The Carpet Cottages are just the latest twist on densely developed attached housing with four or fewer stories. The growing shortage of land in many markets and the spreading prevalence of infill housing is squeezing low-rise buildings into surprisingly old-fashioned shapes as conventional breezeway garden apartments lose their usual setbacks from the street, their diagonal orientation, and their chunky facades—and begin to look very much like traditional townhouses.
Developers have quickly picked up on the townhouse revival as sites suitable for garden apartments become increasingly difficult to find in many markets. “‘Garden apartment’ is going to become a weird antique word, like ‘phonograph,’” said Dan Markson, senior vice president for The NRP Group, one of the nation’s largest affordable housing developers, based in Cleveland.

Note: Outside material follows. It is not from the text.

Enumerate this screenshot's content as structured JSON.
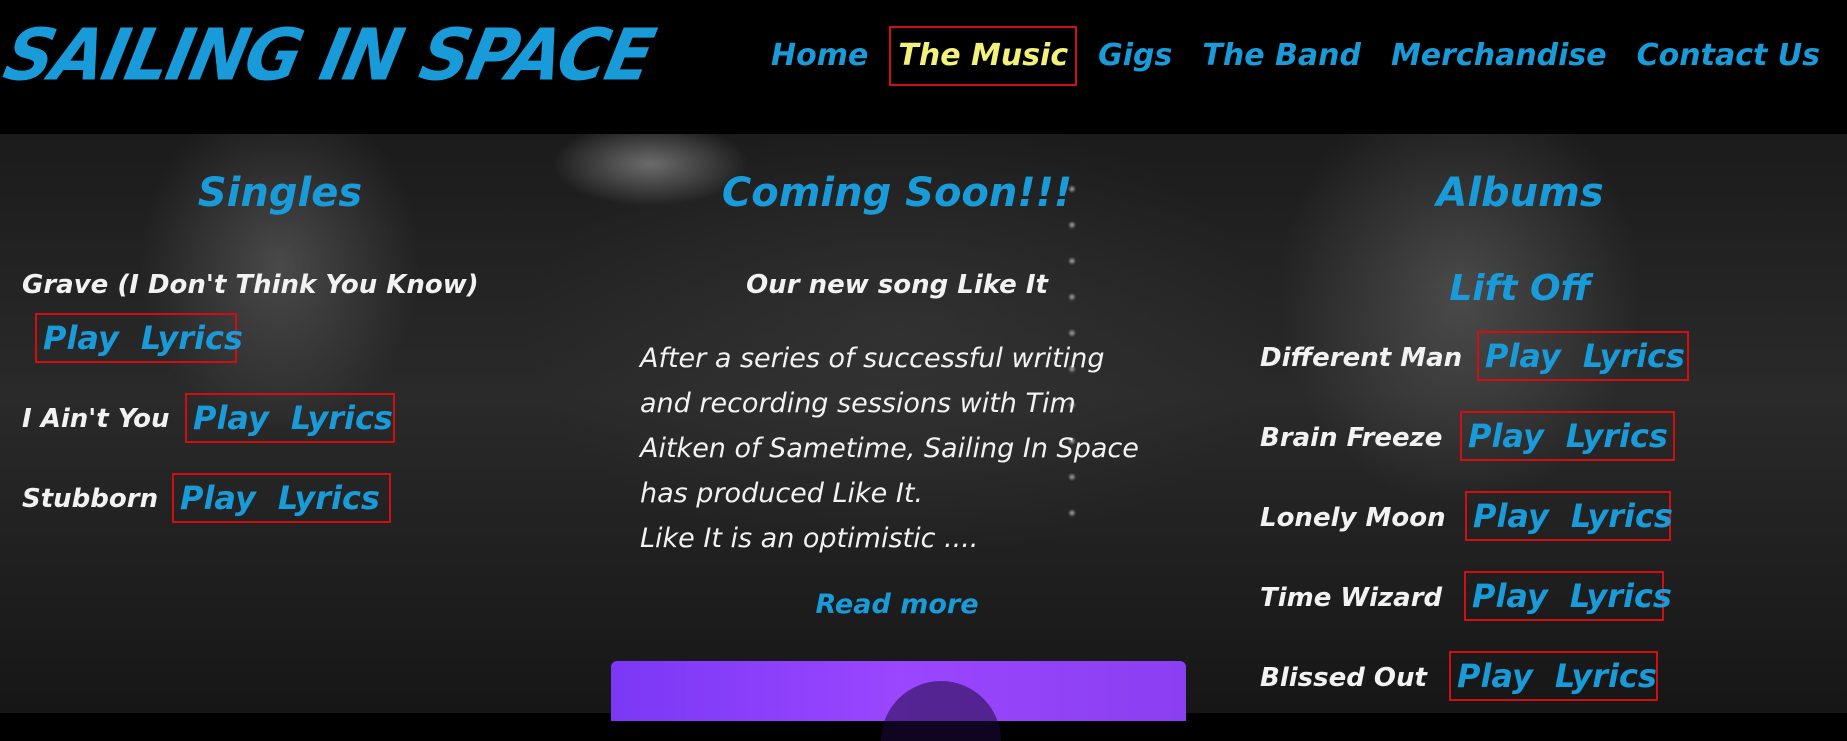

His firm is building an increasing number of townhouses in its mix of affordable housing construction.
The Carpet Cottage takes the townhouse to even higher densities, but without a second floor. The architects at Duany Plater-Zyberk & Co. (DPZ) began with architect Marianne Cusato’s celebrated “Katrina Cottage” design for a small, inexpensive single-family house, which provided an alternative to the trailers the government provided to people left homeless by hurricanes Katrina and Rita.
DPZ has fit 14 of these small houses together into a cluster of one-story attached houses. The result is the Carpet Cottages—a design that could have a huge impact beyond the Gulf Coast in towns with a big need for housing but only small sites to develop and little appetite for tall buildings.

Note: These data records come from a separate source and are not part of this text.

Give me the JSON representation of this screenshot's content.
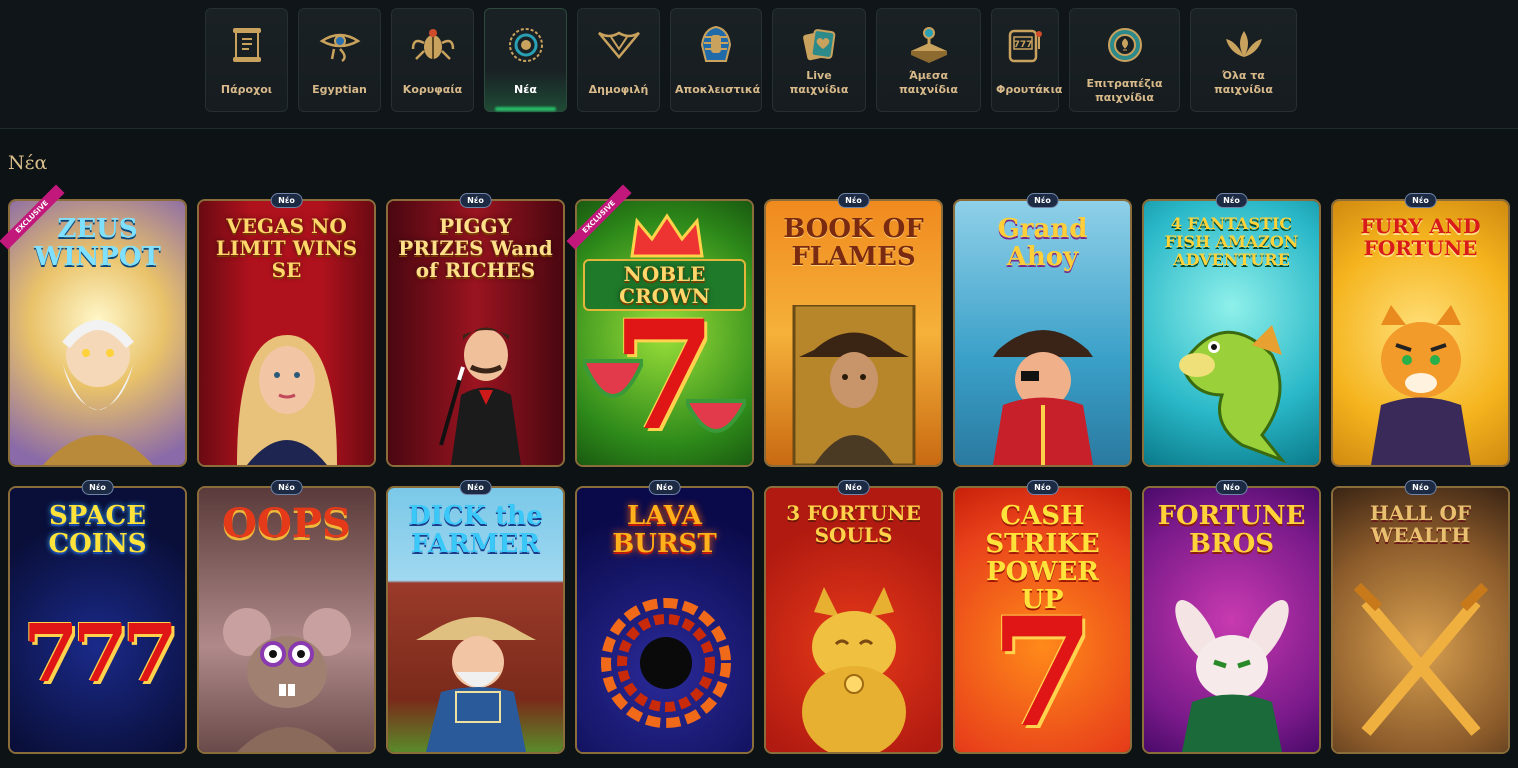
{
  "nav": {
    "categories": [
      {
        "label": "Πάροχοι",
        "icon": "scroll-icon",
        "active": false
      },
      {
        "label": "Egyptian",
        "icon": "eye-of-horus-icon",
        "active": false
      },
      {
        "label": "Κορυφαία",
        "icon": "scarab-icon",
        "active": false
      },
      {
        "label": "Νέα",
        "icon": "sun-emblem-icon",
        "active": true
      },
      {
        "label": "Δημοφιλή",
        "icon": "lotus-emblem-icon",
        "active": false
      },
      {
        "label": "Αποκλειστικά",
        "icon": "pharaoh-icon",
        "active": false
      },
      {
        "label": "Live παιχνίδια",
        "icon": "cards-icon",
        "active": false
      },
      {
        "label": "Άμεσα παιχνίδια",
        "icon": "joystick-icon",
        "active": false
      },
      {
        "label": "Φρουτάκια",
        "icon": "slot-machine-icon",
        "active": false
      },
      {
        "label": "Επιτραπέζια παιχνίδια",
        "icon": "poker-chip-icon",
        "active": false
      },
      {
        "label": "Όλα τα παιχνίδια",
        "icon": "lotus-icon",
        "active": false
      }
    ]
  },
  "section": {
    "title": "Νέα"
  },
  "badges": {
    "new": "Νέο",
    "exclusive": "EXCLUSIVE"
  },
  "games": [
    {
      "title": "ZEUS WINPOT",
      "exclusive": true,
      "new": false,
      "theme": "zeus"
    },
    {
      "title": "VEGAS NO LIMIT WINS SE",
      "exclusive": false,
      "new": true,
      "theme": "vegas"
    },
    {
      "title": "PIGGY PRIZES Wand of RICHES",
      "exclusive": false,
      "new": true,
      "theme": "piggy"
    },
    {
      "title": "NOBLE CROWN",
      "exclusive": true,
      "new": false,
      "theme": "noble"
    },
    {
      "title": "BOOK OF FLAMES",
      "exclusive": false,
      "new": true,
      "theme": "book"
    },
    {
      "title": "Grand Ahoy",
      "exclusive": false,
      "new": true,
      "theme": "ahoy"
    },
    {
      "title": "4 FANTASTIC FISH AMAZON ADVENTURE",
      "exclusive": false,
      "new": true,
      "theme": "fish"
    },
    {
      "title": "FURY AND FORTUNE",
      "exclusive": false,
      "new": true,
      "theme": "fury"
    },
    {
      "title": "SPACE COINS",
      "exclusive": false,
      "new": true,
      "theme": "space"
    },
    {
      "title": "OOPS",
      "exclusive": false,
      "new": true,
      "theme": "oops"
    },
    {
      "title": "DICK the FARMER",
      "exclusive": false,
      "new": true,
      "theme": "farmer"
    },
    {
      "title": "LAVA BURST",
      "exclusive": false,
      "new": true,
      "theme": "lava"
    },
    {
      "title": "3 FORTUNE SOULS",
      "exclusive": false,
      "new": true,
      "theme": "souls"
    },
    {
      "title": "CASH STRIKE POWER UP",
      "exclusive": false,
      "new": true,
      "theme": "cash"
    },
    {
      "title": "FORTUNE BROS",
      "exclusive": false,
      "new": true,
      "theme": "bros"
    },
    {
      "title": "HALL OF WEALTH",
      "exclusive": false,
      "new": true,
      "theme": "hall"
    }
  ]
}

Developers can gather just five conventional lots measuring roughly 50 feet by 100 feet on a corner of a traditional city block, cut a new, L-shaped street to separate the corner from the rest of the block, and create a small block measuring just 207 feet by 87 feet. Residents can parallel park 22 cars on the streets that border the block.
The density of the Carpet Cottages on this lot would be high even for a typical, multi-story garden community. It works out to the equivalent of 35 units per acre, though the designer’s plan would only put 14 of the Carpet Cottages together at a time, mixing the sets of cottages in among conventional single-family homes.
These attached houses fill the lot, effectively creating a single, 14-unit building, though each house will have its own front door. Ten of the 14 cottages have two bedrooms and will measure a relatively generous 890 square feet. Five of these two-bedroom units will even have small private front yards. The cluster of houses also includes two smaller, one-bedroom, 682-square-foot units on the back corners of the lot and two larger homes with four bedrooms, two baths, and 1,082 square feet on the front corners of the lot.
These Carpet Cottages can be produced anywhere that local officials are willing to allow them. None have been built, yet, but there is interest. At Jackson Barracks, a National Guard base on the border between New Orleans’ ravaged Ninth Ward and St. Bernard Parish, Cypress Realty Partners is negotiating with officials to start construction this year on about 100 new rental cottages, including several sets of Carpet Cottages.
The hard cost to construct the Carpet Cottages at Jackson Barracks will average just $105 to $110 per square foot. That’s very competitive compared to the construction costs of traditional garden apartments, especially in Louisiana, where contractors and construction materials are scarce.
The biggest challenge to building Carpet Cottages will be gaining the trust of local officials, who must make room for the innovative new design in their zoning rules, which typically require more conventional construction, such as single-family homes on half-acre lots.